The letter says NoWEM does not believe Dr Dietz is "a fit candidate to lead or represent the medical community" and requested for his removal from the union's council.
Since submitting the letter, NoWEM has received more signatures.
In a statement provided to SBS News, NoWEM's founders said the purpose of the open letter was to show the broader medical community does not condone "outdated discriminatory views".
"The suggestion that women create a more vulnerable workforce is harmful," the founders said.
"Women should not have to prove themselves as equal, however, this is frequently required.
"A member of a union leadership committee suggesting that women are a disadvantage to the workforce is both offensive and unrepresentative of hard data and modern perspective."
Inequity in medicine
Speaking to SBS News, the president of the Royal Australian and New Zealand College of Obstetricians and Gynaecologists (RANZCOG) Dr Vijay Roach, who swiftly moved to refute Dr Dietz's comments via Twitter last week, said he believed the comments were misdirected and unhelpful.
"This kind of discourse, I think, sets the cause back because it distracts us and it distresses people and it misses the entire point of what we need to do be doing," he said.
"We need to be looking at the systemic issues that have impacted women and that's not just in our profession but pretty much in any profession.
“Victim-blaming, or even the perception of victim-blaming, is not helpful.”
In October, RANZCOG, the peak body for women's health, took steps to tackle male dominance in leadership positions within the college by releasing a series of targets designed to boost female representation at the highest levels.
Its report acknowledged bias exists and it has disadvantaged women and minority groups.

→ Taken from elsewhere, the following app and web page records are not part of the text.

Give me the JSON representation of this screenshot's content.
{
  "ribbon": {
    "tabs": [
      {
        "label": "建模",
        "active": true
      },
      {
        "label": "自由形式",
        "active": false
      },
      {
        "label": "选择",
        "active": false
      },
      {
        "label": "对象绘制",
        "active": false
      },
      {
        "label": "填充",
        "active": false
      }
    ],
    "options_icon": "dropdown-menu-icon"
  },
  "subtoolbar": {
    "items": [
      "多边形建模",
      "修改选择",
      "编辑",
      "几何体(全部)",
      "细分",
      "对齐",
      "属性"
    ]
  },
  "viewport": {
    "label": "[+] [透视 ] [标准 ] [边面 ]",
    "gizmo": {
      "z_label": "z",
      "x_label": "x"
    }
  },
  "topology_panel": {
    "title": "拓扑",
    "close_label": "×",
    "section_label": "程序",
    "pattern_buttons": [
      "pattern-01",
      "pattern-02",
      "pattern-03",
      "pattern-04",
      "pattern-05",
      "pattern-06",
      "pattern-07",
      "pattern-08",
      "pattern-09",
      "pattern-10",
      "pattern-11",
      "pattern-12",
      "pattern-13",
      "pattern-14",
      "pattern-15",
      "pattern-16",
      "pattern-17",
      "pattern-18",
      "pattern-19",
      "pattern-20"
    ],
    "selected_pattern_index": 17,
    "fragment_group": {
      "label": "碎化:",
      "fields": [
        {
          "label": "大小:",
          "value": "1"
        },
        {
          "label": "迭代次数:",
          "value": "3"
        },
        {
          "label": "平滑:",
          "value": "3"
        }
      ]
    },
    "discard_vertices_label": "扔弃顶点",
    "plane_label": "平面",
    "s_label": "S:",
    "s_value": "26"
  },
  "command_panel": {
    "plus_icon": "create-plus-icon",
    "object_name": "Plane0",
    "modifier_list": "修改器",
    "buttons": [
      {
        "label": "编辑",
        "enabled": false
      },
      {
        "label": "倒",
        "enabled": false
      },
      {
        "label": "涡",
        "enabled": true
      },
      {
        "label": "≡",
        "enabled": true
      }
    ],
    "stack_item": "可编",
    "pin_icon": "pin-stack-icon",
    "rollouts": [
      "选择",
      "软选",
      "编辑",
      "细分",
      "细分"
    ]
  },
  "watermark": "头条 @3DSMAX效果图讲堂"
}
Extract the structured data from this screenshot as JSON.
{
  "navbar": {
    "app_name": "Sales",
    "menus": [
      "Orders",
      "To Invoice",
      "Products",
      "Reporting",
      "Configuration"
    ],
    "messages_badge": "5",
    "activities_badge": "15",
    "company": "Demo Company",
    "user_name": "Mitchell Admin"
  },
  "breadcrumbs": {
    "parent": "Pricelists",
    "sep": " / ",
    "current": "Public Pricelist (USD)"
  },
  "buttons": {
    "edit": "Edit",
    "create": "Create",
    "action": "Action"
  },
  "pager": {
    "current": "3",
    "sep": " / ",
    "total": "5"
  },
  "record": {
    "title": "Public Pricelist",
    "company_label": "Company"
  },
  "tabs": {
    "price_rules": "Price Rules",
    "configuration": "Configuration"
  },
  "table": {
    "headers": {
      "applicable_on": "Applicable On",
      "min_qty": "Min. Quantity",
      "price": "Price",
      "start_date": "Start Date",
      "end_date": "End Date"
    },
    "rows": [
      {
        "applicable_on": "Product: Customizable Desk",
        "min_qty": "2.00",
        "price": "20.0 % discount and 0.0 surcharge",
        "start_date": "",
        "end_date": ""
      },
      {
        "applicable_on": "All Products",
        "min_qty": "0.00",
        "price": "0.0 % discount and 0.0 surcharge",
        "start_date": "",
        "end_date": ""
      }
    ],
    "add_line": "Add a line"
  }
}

Dr Dietz has not responded to a further request for comment from SBS News.
Under the ASMOF (NSW) constitution and rules, a councillor can be removed if a resolution is passed at a council meeting.
It requires a two-thirds majority vote and the councillor would need to have been deemed to have either substantially breached the rules, engaged in gross misbehaviour or engaged in gross neglect of duty.
Do you know more about this story? Have you been affected by gender discrimination in the workforce? Contact (secure email) or